=== Begin Enclosure ===

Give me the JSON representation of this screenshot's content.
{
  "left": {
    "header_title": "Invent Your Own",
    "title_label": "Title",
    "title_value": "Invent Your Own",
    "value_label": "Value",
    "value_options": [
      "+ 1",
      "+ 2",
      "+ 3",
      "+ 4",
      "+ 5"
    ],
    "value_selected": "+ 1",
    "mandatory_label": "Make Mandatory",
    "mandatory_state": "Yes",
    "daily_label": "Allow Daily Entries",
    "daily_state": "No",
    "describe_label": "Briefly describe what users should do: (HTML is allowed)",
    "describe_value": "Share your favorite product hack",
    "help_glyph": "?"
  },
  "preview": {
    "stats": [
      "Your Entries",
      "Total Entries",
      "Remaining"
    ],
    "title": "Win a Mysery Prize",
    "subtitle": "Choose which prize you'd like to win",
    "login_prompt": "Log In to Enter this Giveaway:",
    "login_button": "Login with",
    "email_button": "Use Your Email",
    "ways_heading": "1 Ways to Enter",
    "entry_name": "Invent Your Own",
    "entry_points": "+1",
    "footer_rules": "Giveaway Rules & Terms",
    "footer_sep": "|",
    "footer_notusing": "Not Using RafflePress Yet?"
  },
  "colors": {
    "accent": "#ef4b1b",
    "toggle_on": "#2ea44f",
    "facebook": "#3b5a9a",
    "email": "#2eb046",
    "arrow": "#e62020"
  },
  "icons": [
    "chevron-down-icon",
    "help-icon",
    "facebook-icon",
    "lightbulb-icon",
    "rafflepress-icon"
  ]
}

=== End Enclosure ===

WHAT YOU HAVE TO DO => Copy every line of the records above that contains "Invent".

ANSWER TO THE EXERCISE =>
    "header_title": "Invent Your Own",
    "title_value": "Invent Your Own",
    "entry_name": "Invent Your Own",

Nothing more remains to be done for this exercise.